University of Texas at Dallas Visitor Center and University Bookstore

This project is part of a larger recent effort by UT Dallas to create a more welcoming front door approach and to establish a stronger identity for a campus that has often been characterized as bland and nondescript. The building is intended to work closely with recently completed landscape improvements designed by Peter Walker Partners to create a new gateway and orientation point for the campus.

A long, thickly landscaped approach drive terminates visually on the site for the building, located just west of a large circular mound that is the landmark for the campus entry. An iconic circular tower in the building echoes the circle in the landscape as well as reflecting the rotunda of the existing School of Management on the opposite side of the campus entry.

The circular tower is an open, unconditioned space for informal gathering and acts as a welcoming gesture both for the campus and the building. The towers stack ventilationcontrolled by curved glass containment, its concentric rings of sunshades and its huge fan will help keep it temperate in the hot Texas climate. Finely detailed steel tension members keep it light and delicate like the best of traditional Texas porches.

Crisp, clean lines and strong geometries throughout the building give it a stronger presence than its predecessors. White steel structural members and sunshades contrast sharply with dark grey modular panels made of cement fiberboard. A very distinctive, mottled, dark grey Texas Limestone cut to emphasize strong horizontal bands works with the strong Texas sun to create anchor piers at prominent corners.

The mottle in the limestone reveals geological origins and displays the often under appreciated range of Texas building stone as well as the variations in the states geology. The explicit structure and precise detailing of the steel work employ a very different expression of materiality and assembly. Both architectural gestures speak to UT Dallas strengths as an institution with great interests in science and technology and to students whose curiosities and powers of observation lean in these directions.

Functions accommodated in the building include retail enterprises such as the bookstore, tech store, cafe and copy shop as well as an ample recreation/multipurpose room dedicated to student activities. A large visitors center serves as the primary greeting and orientation point for prospective students, families and others coming to the campus from outside the university community.

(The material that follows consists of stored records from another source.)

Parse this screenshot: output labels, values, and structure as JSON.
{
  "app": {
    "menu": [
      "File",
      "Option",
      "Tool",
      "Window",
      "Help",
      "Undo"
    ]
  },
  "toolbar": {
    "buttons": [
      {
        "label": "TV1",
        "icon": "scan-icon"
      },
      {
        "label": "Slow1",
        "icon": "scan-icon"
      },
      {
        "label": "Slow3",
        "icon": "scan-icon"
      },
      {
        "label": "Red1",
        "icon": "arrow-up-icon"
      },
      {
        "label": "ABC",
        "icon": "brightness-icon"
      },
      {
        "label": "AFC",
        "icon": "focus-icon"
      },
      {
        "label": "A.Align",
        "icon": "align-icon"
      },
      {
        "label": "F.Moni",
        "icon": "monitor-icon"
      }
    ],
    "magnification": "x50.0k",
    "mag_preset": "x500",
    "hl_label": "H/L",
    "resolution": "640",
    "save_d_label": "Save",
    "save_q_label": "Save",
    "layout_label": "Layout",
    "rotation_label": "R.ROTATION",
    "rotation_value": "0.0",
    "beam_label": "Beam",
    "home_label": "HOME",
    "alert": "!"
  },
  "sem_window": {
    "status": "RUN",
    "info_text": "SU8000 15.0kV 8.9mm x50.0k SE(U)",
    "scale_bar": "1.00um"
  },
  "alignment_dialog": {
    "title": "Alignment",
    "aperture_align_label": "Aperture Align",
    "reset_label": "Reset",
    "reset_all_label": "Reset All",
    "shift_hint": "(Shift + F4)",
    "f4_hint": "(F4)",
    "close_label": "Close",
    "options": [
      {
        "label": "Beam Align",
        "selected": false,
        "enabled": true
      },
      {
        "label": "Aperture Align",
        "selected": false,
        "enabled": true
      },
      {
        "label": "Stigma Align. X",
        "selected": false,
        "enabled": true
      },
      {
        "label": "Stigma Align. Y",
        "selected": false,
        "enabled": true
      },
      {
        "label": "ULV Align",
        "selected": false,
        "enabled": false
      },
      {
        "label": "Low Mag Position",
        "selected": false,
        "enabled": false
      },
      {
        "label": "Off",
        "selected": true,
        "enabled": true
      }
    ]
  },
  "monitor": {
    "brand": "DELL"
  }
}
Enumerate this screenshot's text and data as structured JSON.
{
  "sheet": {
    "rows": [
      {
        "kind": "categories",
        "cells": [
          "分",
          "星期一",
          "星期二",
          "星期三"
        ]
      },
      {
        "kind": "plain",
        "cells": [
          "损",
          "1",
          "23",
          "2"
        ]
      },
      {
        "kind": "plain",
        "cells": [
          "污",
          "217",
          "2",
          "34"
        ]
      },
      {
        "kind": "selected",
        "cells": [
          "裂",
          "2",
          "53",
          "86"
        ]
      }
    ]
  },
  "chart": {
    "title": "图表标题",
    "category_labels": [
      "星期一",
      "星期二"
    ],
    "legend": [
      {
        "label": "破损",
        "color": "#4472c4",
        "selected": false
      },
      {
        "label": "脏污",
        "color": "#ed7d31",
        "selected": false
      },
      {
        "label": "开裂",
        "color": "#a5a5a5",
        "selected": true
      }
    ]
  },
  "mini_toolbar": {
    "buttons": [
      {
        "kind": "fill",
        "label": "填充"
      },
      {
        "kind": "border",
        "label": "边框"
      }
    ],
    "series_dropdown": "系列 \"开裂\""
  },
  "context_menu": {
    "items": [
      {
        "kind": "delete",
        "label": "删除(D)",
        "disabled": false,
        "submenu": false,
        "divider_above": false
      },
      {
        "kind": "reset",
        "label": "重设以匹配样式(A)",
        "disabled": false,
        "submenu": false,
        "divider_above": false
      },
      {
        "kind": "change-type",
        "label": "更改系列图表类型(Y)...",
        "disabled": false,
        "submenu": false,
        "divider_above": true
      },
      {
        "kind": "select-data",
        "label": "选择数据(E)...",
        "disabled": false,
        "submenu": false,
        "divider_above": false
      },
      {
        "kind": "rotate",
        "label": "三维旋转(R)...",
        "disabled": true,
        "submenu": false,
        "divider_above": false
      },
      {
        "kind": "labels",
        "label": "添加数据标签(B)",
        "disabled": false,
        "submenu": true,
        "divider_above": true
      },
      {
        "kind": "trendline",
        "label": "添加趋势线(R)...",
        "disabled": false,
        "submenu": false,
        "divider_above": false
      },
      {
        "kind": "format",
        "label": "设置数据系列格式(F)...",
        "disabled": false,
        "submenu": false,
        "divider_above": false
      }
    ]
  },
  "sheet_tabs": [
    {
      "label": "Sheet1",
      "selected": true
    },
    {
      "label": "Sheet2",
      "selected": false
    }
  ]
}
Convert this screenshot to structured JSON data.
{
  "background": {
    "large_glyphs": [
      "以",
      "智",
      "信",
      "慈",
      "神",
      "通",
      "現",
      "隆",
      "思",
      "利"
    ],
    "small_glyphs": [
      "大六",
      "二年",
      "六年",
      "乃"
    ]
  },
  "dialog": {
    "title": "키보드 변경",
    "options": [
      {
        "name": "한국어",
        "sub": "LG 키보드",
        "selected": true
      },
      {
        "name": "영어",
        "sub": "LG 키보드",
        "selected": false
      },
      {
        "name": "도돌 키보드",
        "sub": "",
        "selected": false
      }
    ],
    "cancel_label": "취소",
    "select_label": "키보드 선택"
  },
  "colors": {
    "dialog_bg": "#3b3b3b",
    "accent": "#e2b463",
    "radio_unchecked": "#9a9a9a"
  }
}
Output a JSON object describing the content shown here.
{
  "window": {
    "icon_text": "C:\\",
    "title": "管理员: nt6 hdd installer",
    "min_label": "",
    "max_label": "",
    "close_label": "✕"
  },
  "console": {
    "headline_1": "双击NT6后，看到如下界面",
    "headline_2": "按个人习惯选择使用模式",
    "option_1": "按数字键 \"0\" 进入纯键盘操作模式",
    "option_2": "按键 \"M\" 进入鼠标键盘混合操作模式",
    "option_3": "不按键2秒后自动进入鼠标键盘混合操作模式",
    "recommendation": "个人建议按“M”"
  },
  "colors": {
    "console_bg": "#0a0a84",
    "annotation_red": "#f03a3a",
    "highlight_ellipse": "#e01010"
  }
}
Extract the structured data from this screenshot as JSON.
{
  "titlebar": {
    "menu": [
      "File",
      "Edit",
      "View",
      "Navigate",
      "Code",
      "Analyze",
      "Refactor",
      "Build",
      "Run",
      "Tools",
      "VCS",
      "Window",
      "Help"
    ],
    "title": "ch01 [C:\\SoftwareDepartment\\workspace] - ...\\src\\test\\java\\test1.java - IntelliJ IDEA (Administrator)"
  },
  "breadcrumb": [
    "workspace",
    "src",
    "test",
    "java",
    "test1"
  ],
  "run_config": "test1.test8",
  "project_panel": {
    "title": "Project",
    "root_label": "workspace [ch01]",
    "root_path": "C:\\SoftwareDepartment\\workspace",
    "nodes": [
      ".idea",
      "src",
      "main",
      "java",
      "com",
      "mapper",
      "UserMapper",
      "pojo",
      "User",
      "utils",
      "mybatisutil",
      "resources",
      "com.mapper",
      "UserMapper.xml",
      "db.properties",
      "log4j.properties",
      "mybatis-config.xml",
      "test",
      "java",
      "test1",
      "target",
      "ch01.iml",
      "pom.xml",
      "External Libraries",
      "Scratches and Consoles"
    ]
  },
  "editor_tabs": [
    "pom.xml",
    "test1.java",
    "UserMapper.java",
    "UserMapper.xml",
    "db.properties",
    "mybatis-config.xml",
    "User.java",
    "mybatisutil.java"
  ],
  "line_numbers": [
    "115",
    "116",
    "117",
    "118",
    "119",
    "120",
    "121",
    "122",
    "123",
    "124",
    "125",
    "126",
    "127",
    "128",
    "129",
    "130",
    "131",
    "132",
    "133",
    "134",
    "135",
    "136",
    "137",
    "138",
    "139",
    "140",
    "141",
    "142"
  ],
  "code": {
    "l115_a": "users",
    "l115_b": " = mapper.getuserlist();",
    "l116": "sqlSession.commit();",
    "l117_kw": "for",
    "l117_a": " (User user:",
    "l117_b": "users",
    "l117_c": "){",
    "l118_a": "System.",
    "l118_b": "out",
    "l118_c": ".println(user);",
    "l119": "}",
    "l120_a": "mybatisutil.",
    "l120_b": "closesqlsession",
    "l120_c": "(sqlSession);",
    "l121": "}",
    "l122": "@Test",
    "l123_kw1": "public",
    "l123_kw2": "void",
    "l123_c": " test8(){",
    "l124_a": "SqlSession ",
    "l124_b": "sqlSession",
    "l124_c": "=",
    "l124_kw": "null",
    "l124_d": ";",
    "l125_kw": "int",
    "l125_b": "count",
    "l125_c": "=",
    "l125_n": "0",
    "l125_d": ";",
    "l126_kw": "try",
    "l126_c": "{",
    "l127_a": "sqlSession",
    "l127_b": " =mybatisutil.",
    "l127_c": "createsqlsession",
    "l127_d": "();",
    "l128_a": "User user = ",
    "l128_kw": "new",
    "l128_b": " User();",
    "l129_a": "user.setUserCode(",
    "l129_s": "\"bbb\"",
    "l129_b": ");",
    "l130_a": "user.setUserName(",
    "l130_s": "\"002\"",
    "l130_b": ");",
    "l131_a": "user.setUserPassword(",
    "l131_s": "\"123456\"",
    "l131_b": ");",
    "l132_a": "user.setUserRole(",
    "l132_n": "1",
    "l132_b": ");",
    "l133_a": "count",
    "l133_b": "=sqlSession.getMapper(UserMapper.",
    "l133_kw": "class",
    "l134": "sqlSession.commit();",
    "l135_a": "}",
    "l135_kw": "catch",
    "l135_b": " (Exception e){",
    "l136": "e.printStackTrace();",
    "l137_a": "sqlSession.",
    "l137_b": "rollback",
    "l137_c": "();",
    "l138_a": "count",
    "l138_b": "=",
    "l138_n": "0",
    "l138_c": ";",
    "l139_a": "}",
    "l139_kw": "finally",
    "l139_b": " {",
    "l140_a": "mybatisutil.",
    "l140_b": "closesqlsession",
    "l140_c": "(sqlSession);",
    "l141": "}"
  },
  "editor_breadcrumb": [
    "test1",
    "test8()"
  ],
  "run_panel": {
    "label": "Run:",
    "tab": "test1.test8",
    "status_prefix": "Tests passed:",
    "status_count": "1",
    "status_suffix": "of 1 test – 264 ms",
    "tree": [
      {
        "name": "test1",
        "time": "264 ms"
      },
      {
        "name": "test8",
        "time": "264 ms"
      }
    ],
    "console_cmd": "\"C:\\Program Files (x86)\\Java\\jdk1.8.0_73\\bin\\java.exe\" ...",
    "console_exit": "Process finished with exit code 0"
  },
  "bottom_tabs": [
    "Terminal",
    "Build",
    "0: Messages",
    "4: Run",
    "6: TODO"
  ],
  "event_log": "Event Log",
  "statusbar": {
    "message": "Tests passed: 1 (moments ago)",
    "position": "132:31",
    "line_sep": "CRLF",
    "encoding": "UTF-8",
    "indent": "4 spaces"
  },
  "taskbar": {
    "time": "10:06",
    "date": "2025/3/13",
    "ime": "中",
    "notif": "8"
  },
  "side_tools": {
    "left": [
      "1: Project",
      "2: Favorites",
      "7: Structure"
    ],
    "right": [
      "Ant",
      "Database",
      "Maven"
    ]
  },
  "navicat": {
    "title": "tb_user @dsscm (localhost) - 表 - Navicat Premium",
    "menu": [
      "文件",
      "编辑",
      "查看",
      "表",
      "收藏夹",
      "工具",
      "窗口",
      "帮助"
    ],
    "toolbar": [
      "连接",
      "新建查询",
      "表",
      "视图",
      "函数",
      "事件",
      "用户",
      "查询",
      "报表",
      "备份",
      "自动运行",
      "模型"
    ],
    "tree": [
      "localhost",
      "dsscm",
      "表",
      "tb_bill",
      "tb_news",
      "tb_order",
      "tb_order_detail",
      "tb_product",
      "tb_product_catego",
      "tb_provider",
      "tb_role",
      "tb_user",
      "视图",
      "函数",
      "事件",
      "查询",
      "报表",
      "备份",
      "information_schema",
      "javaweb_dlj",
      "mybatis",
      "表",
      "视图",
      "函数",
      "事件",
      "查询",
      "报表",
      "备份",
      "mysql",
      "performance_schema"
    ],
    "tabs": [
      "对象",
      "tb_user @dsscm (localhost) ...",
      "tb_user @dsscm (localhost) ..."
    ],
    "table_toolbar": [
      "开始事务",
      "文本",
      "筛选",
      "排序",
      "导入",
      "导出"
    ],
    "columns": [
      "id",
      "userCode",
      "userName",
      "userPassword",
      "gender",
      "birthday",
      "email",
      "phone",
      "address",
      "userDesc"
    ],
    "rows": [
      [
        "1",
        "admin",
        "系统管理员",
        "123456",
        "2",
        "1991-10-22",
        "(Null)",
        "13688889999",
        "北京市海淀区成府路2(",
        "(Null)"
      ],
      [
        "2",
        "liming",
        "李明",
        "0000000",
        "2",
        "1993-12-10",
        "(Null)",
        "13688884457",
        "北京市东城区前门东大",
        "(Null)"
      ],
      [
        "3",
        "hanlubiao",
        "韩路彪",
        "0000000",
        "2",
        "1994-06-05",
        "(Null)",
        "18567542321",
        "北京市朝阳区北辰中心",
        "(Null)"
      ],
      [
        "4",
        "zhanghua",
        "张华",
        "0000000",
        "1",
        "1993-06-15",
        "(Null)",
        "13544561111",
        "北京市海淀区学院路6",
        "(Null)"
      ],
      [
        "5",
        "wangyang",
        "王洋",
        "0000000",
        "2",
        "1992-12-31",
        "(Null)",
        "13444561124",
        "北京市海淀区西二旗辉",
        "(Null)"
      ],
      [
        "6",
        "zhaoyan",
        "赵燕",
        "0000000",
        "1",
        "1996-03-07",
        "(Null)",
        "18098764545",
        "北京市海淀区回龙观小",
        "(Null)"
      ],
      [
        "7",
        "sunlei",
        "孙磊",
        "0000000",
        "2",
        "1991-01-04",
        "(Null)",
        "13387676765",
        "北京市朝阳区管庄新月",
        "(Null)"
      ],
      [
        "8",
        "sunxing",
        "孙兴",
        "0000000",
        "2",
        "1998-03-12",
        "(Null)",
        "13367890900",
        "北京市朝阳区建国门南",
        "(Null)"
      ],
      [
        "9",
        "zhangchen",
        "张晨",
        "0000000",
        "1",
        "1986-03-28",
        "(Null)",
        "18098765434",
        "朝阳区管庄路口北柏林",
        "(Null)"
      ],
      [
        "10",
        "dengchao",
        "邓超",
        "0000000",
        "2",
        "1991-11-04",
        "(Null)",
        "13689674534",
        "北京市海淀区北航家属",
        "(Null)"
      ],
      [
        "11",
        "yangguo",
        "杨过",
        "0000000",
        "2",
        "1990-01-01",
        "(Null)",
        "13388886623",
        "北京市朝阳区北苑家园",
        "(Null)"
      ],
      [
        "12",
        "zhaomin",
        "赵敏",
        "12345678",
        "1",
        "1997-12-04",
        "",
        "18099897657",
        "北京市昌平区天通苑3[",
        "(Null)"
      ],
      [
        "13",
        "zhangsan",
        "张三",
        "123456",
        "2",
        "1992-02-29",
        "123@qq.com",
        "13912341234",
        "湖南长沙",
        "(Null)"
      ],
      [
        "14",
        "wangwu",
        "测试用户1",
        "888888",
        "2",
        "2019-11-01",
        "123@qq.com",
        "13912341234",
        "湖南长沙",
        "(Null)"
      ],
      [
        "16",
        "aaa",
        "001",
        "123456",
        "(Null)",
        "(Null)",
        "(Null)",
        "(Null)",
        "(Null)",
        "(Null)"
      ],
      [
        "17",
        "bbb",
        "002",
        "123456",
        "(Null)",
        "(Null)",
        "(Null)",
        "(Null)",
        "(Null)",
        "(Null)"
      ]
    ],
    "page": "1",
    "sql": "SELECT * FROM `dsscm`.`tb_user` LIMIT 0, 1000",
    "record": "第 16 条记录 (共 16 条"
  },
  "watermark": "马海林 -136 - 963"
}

Because the building sits in a position on the campus where many people pass through on their way from parking to the main mall, a long concourse with generous clerestory light has been created to celebrate that movement. Entries to all major functions open off the concourse and are marked by strong color that contrasts with the black/white/grey palette of the rest of the building. Steel struts act as structural bracing, dancing irregularly across the tall space and emphasizing its role as a place for circulation.

Large scale campus events ranging from chess tournaments to recognition ceremonies to the main reception following graduation will be held in the open indoor/outdoor room that flanks the north side of the concourse. Linked as well to the adjacent recreational sports center, this large informal space can accommodate up to 2000 people and provides a much needed nexus for a campus that does not have other gathering spaces like a stadium or concert hall.

Both in terms of its functions and its key location the new Visitor Center and University Bookstore plays a transformative role on the UT Dallas campus. It creates a fresh new image for the campus in concert with the Peter Walker landscape plan, and it provides much needed spaces for enhanced student life.

To aid with the ventilation within the rotunda, a 20-foot diameter PowerfoilX fan from the Big Ass Fan Company was installed. Unlike small, high velocity fans, Big Ass Fans circulate a large volume of air providing the necessary cooling to make occupants feel up to 10 F cooler, offering the evaporative cooling effect required for comfort. Considering the nature of the space, quiet operation was imperative. Onboard controls have eliminated excessive distance between the motor and the variable speed drive VSD, thus significantly reducing any audible noise caused by output transistor switching on other fan systems.

Effective air movement doesnt occur simply through fan rotation alone. The type of blades or airfoils and the angle at which the airfoils are placed play an important role. With 10 moderately pitched aerodynamic airfoils, efficient air movement is achieved without incurring excessive drag, allowing for a much smaller, energy-efficient motor. To further enhance the efficiency of the airfoils, winglets are added at the tips to help eliminate wing-tip vortices that can induce drag and lower overall efficiency of the airfoils. Along with providing comfort within the space, Lindsey Brigati, AIA with Page Southerland Page LLP, says its also a means to draw your eye and to draw movement into the building, adding to the overall ambiance of the rotunda.


Project Type


800 West Campbell Road, Richardson, 75080,